The experiences I’ve mentioned have greatly influenced my writing,as well as
growing up with bookish parents who encouraged creativity in any way that
wasn’t overly destructive. Anyone who reads my book will see the strong themes
of racism, acceptance, family, and cultural integration. And fun. Fun is very
2. What first inspired you to write?
I would have to say reading. That or being told stories when I was young. I
can’t remember when I didn’t love stories, and I used to make them up and tell
them to my younger siblings. I’m sure those stories were fun, but I can’t
remember them. I actually have a pretty bad memory. I’m so glad we have moved
past oral tradition to the written word.
3. Your fantasy novel “Kergulen” features a dark skinned slave–my
fantasy novel also deals with slavery and racism. How do you approach this
topic in your novel?
First, I should mention that Rima’s slavery isn’t because of her color. Her
entire race is dark skinned, whether free or slave. She is a slave because her
mother was a slave, and that’s all she knows for sure. Of course I approach
slavery as a negative thing, but in Rima’s culture it isn’t the same as it was
here in the US. Most of the slaves in her country are content, and possibly
even sold themselves into slavery because they needed a secure place to live
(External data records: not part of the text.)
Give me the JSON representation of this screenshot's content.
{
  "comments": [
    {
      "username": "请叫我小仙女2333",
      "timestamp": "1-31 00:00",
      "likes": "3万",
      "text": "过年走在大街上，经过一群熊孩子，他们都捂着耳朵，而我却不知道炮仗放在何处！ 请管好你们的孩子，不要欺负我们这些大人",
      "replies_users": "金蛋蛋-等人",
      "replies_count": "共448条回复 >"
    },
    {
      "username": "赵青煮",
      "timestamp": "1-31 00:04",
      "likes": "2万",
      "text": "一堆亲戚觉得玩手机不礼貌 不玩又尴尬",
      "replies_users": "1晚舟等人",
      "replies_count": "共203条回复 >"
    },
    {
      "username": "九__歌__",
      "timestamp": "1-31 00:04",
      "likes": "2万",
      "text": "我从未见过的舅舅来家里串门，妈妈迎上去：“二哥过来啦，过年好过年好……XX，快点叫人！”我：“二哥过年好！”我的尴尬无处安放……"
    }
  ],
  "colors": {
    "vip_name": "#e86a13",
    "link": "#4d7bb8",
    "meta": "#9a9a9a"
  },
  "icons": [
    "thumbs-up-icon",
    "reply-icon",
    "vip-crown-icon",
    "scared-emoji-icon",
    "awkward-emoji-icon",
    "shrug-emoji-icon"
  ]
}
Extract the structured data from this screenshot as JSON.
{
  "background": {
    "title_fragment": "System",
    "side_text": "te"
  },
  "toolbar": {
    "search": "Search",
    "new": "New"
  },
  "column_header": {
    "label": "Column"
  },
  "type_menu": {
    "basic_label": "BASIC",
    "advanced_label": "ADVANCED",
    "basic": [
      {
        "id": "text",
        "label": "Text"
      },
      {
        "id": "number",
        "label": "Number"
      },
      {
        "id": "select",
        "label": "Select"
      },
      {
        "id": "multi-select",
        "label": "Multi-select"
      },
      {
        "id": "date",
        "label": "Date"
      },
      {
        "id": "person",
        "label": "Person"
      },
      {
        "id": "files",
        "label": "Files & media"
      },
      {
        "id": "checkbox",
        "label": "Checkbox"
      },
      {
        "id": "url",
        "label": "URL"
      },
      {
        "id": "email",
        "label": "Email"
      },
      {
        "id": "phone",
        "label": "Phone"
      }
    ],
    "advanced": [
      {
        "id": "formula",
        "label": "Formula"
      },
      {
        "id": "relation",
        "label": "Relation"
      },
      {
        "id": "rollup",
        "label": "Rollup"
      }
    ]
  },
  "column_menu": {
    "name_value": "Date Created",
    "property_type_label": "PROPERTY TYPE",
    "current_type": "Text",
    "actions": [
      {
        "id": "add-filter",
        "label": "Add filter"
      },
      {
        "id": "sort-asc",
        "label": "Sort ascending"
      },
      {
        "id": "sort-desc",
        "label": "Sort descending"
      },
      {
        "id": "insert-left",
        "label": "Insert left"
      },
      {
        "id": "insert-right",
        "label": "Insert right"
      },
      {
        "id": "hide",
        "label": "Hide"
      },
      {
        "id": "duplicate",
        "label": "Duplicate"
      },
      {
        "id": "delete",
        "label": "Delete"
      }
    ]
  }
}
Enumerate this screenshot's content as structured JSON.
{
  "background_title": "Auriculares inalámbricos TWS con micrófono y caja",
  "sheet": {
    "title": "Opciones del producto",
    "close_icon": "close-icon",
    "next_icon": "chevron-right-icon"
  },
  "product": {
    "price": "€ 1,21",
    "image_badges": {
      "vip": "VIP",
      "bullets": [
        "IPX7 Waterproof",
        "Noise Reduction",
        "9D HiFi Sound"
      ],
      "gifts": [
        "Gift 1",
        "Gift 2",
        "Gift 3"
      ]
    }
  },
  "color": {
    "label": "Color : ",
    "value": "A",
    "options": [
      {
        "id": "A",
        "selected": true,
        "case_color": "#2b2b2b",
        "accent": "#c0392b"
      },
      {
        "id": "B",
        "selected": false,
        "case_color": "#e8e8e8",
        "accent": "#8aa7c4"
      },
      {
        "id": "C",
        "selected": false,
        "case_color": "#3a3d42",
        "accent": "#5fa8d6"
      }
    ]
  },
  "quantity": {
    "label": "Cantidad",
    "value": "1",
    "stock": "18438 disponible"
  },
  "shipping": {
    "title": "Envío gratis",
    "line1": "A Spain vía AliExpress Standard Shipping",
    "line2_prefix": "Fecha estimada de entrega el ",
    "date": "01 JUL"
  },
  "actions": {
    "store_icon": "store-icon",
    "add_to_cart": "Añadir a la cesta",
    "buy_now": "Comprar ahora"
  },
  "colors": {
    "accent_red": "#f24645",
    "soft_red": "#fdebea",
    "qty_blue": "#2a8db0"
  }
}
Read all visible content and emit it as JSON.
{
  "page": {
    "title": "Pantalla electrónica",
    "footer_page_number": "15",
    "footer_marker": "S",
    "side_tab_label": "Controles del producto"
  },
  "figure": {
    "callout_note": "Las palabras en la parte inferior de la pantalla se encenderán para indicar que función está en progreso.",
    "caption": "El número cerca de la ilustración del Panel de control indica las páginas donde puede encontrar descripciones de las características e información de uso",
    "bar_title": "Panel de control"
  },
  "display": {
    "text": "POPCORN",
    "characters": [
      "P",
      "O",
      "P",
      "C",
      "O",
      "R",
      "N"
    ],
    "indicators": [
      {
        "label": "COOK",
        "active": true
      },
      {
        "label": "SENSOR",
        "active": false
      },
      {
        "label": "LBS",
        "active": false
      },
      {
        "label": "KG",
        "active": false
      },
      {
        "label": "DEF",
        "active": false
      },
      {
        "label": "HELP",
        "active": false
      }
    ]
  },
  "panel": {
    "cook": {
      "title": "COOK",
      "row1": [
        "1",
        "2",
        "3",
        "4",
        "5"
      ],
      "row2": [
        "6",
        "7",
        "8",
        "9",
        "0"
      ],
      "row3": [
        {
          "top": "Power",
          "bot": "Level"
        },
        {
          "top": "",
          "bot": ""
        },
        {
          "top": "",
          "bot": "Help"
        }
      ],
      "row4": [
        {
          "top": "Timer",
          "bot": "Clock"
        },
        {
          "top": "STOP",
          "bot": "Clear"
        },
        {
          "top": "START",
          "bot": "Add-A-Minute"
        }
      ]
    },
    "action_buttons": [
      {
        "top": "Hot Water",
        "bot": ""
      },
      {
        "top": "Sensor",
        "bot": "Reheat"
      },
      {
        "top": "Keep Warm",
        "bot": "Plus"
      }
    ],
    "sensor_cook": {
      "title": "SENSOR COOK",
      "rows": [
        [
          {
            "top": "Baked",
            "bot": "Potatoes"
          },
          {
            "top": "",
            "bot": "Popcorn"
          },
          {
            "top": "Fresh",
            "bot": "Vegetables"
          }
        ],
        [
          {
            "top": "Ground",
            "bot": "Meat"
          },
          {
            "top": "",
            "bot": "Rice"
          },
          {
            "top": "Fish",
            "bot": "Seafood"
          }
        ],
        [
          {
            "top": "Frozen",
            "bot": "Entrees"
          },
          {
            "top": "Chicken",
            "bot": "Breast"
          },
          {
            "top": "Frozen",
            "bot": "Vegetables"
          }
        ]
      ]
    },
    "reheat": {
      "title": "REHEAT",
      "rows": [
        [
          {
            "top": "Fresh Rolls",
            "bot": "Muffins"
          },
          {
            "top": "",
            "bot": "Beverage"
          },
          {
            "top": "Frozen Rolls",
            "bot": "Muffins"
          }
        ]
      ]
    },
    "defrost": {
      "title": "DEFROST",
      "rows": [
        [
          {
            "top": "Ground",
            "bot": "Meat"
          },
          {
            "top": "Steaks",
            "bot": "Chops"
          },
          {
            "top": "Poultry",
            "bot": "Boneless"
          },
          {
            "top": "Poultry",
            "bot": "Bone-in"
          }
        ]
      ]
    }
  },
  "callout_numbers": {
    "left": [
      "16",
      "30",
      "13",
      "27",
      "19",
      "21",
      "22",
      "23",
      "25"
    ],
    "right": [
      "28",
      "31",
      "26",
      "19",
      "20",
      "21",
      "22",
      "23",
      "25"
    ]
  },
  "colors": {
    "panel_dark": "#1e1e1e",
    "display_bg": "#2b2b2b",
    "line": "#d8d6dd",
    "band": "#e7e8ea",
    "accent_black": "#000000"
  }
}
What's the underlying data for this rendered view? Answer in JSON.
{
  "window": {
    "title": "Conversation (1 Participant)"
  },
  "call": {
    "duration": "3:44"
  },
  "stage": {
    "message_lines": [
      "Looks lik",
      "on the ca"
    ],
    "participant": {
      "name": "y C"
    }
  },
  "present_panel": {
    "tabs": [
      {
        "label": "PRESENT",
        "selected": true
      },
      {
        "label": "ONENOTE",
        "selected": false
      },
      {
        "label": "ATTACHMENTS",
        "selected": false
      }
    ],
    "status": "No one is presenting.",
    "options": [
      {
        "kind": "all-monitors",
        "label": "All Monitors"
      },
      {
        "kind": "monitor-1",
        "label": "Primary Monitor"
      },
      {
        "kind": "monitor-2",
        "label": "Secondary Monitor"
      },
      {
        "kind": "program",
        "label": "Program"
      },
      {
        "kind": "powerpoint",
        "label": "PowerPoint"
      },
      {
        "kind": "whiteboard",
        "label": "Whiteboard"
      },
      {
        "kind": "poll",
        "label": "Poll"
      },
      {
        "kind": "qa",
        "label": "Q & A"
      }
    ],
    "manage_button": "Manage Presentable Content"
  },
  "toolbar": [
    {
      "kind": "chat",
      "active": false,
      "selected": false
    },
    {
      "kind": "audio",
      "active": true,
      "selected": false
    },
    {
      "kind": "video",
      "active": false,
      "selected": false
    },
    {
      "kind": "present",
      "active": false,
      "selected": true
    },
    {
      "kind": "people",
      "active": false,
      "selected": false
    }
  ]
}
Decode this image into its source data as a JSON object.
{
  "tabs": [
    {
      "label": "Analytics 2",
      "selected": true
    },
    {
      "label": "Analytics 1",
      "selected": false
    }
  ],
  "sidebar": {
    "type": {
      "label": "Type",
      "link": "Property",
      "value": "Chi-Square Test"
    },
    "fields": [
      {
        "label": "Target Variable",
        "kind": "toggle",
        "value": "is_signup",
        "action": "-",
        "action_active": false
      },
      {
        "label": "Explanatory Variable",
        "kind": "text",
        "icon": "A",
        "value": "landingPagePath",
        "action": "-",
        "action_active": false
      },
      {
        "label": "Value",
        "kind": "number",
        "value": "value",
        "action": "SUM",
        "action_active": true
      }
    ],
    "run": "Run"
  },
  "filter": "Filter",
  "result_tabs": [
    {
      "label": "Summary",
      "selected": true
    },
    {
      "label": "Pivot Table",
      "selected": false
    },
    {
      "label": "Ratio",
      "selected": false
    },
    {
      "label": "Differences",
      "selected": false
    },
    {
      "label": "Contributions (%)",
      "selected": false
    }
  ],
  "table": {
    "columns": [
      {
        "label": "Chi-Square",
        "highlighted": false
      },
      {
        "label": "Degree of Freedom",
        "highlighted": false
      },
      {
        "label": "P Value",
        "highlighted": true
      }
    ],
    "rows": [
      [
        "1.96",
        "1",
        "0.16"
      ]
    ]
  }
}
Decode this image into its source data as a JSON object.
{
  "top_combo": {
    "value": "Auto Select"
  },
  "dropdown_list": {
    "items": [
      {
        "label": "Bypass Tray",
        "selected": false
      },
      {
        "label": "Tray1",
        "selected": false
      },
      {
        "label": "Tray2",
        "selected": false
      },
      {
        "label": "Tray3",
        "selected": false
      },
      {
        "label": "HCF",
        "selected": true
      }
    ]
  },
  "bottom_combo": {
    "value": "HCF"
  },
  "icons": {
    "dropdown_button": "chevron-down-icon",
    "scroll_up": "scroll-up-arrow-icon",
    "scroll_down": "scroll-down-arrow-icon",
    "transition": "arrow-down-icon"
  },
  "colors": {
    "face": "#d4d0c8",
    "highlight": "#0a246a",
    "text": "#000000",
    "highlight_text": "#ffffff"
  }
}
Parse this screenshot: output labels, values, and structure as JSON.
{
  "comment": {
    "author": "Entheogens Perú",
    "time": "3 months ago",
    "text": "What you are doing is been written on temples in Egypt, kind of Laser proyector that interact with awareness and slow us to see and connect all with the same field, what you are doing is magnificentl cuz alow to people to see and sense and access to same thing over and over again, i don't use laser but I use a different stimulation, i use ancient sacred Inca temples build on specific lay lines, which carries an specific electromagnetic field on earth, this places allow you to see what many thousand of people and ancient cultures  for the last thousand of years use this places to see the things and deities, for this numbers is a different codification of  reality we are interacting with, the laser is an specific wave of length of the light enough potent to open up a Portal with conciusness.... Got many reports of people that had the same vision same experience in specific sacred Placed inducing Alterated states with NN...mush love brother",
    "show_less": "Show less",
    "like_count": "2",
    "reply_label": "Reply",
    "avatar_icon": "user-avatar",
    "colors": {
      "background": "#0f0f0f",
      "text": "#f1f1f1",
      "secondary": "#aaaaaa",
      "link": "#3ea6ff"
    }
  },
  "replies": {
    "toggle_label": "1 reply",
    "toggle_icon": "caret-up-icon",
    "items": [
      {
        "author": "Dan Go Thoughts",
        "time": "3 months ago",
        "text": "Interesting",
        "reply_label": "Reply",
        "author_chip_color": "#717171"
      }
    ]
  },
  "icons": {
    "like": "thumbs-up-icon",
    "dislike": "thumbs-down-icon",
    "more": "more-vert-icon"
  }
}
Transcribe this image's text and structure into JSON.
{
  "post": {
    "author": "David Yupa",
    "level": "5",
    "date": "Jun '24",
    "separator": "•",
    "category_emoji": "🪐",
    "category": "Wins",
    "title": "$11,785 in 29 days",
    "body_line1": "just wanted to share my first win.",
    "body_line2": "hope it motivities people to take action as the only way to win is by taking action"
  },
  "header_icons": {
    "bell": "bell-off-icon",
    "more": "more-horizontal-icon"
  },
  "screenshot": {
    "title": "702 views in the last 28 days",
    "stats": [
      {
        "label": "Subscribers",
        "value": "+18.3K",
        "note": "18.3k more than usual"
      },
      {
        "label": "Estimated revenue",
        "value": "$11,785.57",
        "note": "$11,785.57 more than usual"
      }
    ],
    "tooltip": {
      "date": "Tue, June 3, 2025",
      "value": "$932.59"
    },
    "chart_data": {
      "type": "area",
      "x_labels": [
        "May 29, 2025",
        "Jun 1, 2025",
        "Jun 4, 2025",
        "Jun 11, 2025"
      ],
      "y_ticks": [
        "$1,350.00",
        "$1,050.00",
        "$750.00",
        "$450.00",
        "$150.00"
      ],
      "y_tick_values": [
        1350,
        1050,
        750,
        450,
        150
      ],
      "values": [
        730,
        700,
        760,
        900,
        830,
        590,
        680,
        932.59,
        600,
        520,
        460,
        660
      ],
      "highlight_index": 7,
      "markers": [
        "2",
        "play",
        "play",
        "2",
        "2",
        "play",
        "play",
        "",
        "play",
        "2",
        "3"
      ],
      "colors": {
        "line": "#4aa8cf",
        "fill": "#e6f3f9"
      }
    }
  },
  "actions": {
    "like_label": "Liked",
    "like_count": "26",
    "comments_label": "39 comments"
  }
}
and food to eat. The farm where Rima’s story begins is particularly bad because
her new master is abusive and uncaring, and the he has a special dislike for
Rima because she scares him.
4. Tell me more about this book. What kind of person is Rima?
Rima is easy to love. She’s an extrovert, often funny, and at times
mischievous. Like most adolescent girls, she struggles with self-doubt, fears,
and moving past personal tragedy. Also like most girls, she wants to be
independent. In Kergulen, Rima learns a whole lot about what it means to be
truly free, and about what it means to really love. She also learns why she has
the eyes of a witch and what to do about it. And she learns how to fight with
cudgels, ride a horse, eat while blindfolded, properly greet a king, sew,
dance, and take an opponent down with nothing more than a hairbrush.
5. Who is your favorite writer, and why?
Dean Koontz. In most of his books, his characters are so believable and
endearing, and the stories are addictive. I read many of his books regularly
even though I know what’s going to happen, because if I don’t I miss the
6. What first drew you to fantasy?
My dad used to tell us his version of Tolkien’s stories, so that was my first
introduction to fantasy, but then I started reading the fantasy novels off his
shelves. Terry Brooks, David Eddings, Piers Anthony, and others. I don’t think
I was even eleven years old the first time I read The Sword of Shannara. I love
not being tied to the real world’s rules. Every book has to have its own rules,
of course, but it’s fun that they’re different from ours.
7. What are you working on next?
I’m working on the sequel to Kergulen, titled Kings of the Red Shell. It should
be out early autumn. Rima’s adventures resume in a more epic sort of story with
a wider cast of characters, a quest, and all of that. Rima continues to mature
and learns just how brave she really is.
8. What advice do you have for other writers looking to self-publish?
Oh, boy. My rule has always been to get advice from those who are incredibly
successful at what they do, and as of now that isn’t me, so I feel a little
awkward about giving advice. But I can suggest scanning over the threads on
Amazon’s author community and the Indie group on Goodreads. There are a lot of
seasoned writers on there who know the ins and outs of the self-publishing
world. I learned SO much from just reading questions and posts. I also suggest
making very, very sure that your book is professional quality before you publish
it. It’s true that you can fix the text and cover later, but you can’t fix your
reviews or a bad reader experience.